Sandy Sasso: Religious institutions and birth control

(Indianapolis Star, March 5, 2013)

Imagine that we had the means to reduce infant mortality and improve newborn health; that we could reduce over 800,000 abortions per year; that we could cut teenage pregnancy by 77%, strengthen family relationships, lessen a woman’s risk of developing endometrial and ovarian cancer and even provide short-term protection against colorectal cancer.  Imagine that the expenses were low and cost-saving in the long run.  Who among us would not celebrate and act to ensure these possibilities for everyone?

The truth is that we have the means:  the availability of contraception.  The tragedy is that instead of celebrating, we are arguing.  The issue has gone from an internal religious debate to a national diatribe.

Individuals or groups certainly have the right to preach against the use of contraception, even if over 98% of sexually active women of childbearing age are not listening, even if contraception has a clear health benefit.  However, they do not have a right to impose their particular morality on others.

Catholic hospitals and educational institutions employ and serve people of diverse faiths.  The Obama administration is not requiring that those organizations provide health insurance which includes contraception.  It is asking insurance companies to provide it free of charge.  If this were to result in higher health insurance premiums to the hospital, an argument could be made that, in effect, the hospital is paying for the service.  But the opposite is true.  Such coverage will lower premiums, since contraception is far less expensive than pregnancy.

In order to convince those who care about a woman’s right to control her health and reproductive choices, an effort has been made to frame this as an issue of religious freedom.   In other words, you can both believe in the need for access to contraception and oppose government’s requiring a religious organization to provide for it in its insurance plans.

It is a popular argument, but it is false.  Catholic churches are not required to provide contraception as part of their health insurance benefits and now, neither are Catholic hospitals or educational institutions.    No woman is required to use it.  Christian Scientists who run secular organizations must provide health insurance even though they preach against seeking medical care.  Jehovah’s Witnesses who do the same must provide insurance that covers blood transfusions, even though that contravenes their religious principles.   As Catholic hospitals expand and absorb smaller secular public hospitals, this issue becomes one of increasing importance.  It is not about religious freedom; it is about religious coercion.

Mainstream religious leaders who represent millions of people of faith – Protestants, Jews and even Catholics – have signed a statement supporting the White House’s decision on contraceptive coverage.   More than 20 religious denominations have policies affirming birth control.   The Rev. Debra Haffner, executive Director of the Religious Institute, a multi-faith organization dedicated to sexual health, education and justice, has said that the present debate is not about religious liberty, “but [about] playing politics with women’s lives.”

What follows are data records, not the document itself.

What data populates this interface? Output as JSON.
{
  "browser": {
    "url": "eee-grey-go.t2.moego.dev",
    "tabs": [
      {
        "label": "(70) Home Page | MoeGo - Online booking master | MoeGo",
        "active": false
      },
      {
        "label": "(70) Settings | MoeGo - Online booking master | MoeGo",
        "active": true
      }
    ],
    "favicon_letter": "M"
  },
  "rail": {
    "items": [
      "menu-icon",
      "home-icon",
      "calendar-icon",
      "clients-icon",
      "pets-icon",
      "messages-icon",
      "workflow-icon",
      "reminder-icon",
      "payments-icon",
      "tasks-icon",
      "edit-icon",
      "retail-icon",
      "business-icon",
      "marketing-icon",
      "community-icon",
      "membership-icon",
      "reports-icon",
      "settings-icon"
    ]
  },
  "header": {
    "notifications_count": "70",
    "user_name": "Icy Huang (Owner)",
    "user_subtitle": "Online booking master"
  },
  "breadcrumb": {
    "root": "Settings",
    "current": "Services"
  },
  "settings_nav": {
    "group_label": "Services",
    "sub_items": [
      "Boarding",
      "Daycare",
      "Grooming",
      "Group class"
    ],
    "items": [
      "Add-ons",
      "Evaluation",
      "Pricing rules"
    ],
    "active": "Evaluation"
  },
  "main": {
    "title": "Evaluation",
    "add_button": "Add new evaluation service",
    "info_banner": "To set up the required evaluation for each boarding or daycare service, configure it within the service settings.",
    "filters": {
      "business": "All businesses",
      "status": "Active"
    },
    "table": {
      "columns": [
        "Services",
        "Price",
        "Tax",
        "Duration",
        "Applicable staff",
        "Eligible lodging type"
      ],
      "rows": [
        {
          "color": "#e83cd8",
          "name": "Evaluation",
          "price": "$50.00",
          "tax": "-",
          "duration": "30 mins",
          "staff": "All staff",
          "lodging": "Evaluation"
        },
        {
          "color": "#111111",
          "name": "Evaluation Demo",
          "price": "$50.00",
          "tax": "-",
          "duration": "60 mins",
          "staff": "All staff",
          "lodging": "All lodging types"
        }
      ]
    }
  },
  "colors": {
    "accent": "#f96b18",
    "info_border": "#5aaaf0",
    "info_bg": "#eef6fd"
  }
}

We have the cost-saving means to promote and improve women’s health.  Providing access to contraception is about that and nothing else.  Denying it is a disservice to women, prudent medical care and individual and religious freedom.